_Exercise_
Where does "value" appear in the data? Return each line that holds it.

_Raw data_
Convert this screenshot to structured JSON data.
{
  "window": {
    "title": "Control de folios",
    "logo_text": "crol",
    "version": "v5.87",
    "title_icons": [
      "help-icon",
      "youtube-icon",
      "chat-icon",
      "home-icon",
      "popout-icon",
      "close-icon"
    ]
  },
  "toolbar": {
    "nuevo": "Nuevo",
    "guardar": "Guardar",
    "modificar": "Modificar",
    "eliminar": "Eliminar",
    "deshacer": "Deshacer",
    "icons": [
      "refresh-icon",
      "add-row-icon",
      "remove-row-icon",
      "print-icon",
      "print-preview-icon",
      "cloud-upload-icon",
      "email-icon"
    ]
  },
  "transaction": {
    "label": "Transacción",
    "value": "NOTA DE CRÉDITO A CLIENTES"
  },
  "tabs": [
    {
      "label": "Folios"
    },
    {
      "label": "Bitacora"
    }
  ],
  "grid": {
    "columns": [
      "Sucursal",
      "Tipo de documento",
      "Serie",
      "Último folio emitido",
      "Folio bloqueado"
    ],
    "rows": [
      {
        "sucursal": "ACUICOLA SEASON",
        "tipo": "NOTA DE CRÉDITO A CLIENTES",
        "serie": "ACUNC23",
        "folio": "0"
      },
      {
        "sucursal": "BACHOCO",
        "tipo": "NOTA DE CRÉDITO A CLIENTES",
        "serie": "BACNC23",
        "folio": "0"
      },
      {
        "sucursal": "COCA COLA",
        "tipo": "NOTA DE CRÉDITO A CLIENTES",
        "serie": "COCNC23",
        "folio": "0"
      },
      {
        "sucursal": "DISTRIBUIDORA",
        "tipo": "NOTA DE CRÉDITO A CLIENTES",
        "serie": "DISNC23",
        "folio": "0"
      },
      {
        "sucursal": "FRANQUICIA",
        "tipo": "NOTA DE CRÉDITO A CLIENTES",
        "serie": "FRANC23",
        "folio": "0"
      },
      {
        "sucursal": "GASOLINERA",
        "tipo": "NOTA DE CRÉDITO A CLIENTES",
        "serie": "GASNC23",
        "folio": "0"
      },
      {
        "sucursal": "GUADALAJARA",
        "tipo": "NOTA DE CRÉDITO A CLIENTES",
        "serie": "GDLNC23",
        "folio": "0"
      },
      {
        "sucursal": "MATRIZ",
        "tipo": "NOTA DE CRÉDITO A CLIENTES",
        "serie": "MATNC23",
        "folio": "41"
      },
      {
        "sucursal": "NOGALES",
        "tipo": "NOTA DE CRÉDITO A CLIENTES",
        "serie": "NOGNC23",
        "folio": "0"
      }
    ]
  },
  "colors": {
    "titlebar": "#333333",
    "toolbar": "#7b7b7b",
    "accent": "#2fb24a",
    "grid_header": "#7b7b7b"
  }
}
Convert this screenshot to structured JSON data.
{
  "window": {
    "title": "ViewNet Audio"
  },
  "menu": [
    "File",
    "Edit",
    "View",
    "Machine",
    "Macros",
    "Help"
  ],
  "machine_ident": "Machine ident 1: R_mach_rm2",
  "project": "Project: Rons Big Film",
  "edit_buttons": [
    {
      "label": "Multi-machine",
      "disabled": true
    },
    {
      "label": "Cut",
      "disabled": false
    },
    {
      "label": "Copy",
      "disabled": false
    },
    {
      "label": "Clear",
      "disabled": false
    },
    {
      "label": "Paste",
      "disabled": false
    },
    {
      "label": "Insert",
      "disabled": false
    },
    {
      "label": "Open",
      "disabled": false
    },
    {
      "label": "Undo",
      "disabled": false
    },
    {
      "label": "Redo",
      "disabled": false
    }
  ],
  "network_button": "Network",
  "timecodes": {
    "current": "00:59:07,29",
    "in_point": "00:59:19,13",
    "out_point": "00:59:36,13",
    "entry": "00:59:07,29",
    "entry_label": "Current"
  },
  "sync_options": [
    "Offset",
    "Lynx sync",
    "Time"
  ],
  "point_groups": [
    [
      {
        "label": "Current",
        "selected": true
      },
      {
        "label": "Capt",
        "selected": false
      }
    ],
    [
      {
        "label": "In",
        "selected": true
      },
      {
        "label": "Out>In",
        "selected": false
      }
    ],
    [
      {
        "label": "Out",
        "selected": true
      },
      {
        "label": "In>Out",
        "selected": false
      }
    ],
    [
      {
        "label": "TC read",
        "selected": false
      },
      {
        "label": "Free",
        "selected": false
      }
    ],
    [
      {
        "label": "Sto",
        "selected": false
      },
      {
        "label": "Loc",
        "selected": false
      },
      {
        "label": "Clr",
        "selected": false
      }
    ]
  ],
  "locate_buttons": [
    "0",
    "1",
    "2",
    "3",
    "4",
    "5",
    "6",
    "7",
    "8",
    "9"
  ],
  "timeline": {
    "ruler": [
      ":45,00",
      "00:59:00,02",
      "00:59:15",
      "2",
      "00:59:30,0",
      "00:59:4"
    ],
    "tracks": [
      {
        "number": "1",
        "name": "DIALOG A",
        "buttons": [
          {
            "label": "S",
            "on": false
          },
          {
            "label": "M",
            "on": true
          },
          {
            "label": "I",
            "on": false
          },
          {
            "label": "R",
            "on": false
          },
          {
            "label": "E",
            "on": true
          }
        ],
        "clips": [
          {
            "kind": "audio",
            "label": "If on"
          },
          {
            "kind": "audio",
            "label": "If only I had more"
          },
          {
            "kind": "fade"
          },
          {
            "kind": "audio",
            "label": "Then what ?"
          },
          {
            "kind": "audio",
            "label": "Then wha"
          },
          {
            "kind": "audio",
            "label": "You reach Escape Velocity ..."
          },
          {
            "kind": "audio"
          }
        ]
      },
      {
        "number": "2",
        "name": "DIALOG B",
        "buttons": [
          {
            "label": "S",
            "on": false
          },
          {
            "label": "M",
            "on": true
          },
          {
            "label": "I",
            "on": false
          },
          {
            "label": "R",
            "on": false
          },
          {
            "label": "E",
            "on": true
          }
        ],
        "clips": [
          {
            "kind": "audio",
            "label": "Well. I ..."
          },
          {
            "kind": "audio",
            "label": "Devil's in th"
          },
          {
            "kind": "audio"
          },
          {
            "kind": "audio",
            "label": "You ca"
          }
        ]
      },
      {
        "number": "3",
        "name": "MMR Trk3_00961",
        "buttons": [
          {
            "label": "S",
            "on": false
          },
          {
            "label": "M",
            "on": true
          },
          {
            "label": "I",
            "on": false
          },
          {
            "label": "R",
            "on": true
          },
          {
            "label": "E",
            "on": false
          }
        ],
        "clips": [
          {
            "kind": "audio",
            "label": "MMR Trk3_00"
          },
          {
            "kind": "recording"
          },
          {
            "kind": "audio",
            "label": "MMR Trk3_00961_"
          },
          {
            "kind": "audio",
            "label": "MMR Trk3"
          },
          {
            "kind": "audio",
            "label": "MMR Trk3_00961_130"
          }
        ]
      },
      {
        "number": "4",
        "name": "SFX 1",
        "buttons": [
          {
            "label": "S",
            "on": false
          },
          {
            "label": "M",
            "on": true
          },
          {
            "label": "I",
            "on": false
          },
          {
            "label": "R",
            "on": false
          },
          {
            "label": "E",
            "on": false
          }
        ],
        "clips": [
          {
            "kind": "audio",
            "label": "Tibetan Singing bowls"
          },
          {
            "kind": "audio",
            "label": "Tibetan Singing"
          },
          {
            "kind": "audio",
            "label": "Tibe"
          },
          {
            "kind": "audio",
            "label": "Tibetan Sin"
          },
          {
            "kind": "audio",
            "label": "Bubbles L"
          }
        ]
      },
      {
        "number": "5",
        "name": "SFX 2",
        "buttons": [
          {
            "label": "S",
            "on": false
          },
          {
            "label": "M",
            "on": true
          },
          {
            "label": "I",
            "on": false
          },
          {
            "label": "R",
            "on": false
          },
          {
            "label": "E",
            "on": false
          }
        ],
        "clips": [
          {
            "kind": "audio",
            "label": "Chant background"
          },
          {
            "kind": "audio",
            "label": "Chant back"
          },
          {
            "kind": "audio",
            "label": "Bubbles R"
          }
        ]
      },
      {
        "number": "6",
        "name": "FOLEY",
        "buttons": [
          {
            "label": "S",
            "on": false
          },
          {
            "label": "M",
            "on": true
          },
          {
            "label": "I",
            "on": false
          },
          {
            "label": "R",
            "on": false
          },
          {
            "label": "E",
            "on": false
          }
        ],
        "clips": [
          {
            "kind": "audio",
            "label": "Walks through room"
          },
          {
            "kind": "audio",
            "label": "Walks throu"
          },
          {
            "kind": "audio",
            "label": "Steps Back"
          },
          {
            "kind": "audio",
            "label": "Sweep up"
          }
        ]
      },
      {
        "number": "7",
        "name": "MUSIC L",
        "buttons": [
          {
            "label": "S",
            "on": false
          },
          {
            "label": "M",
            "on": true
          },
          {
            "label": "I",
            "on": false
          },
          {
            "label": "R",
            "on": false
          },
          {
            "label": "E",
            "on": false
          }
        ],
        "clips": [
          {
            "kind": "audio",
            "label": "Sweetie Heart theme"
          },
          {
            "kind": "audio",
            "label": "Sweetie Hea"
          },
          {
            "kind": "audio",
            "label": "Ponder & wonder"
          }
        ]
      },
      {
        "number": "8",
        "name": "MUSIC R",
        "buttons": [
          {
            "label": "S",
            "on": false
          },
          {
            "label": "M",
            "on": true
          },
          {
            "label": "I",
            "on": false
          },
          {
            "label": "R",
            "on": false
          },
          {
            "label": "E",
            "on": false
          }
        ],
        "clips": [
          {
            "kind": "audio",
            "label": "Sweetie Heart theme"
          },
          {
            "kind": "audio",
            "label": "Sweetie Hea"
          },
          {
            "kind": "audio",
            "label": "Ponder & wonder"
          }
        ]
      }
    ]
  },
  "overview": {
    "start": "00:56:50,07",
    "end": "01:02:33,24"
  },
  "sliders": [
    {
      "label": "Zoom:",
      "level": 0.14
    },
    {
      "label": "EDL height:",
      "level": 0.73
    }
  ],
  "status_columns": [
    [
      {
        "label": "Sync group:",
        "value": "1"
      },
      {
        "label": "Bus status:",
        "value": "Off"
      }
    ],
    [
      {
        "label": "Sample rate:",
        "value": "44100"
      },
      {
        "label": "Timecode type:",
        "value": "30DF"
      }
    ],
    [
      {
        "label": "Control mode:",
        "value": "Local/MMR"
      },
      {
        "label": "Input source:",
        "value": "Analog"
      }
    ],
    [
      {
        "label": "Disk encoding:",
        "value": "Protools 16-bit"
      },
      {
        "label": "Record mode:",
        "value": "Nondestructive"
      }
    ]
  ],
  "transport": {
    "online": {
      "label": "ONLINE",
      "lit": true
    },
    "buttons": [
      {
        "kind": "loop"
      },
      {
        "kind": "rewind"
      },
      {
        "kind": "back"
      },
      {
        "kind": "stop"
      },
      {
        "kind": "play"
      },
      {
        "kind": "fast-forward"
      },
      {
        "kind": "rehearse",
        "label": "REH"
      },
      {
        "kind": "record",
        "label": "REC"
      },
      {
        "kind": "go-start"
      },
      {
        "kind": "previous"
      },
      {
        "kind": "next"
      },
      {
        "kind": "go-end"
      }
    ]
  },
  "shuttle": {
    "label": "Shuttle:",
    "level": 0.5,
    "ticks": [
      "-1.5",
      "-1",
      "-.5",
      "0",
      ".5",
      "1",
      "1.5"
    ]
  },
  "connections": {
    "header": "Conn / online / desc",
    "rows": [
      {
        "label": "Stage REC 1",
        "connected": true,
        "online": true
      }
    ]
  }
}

_Task result_
    "value": "NOTA DE CRÉDITO A CLIENTES"
        "value": "1"
        "value": "Off"
        "value": "44100"
        "value": "30DF"
        "value": "Local/MMR"
        "value": "Analog"
        "value": "Protools 16-bit"
        "value": "Nondestructive"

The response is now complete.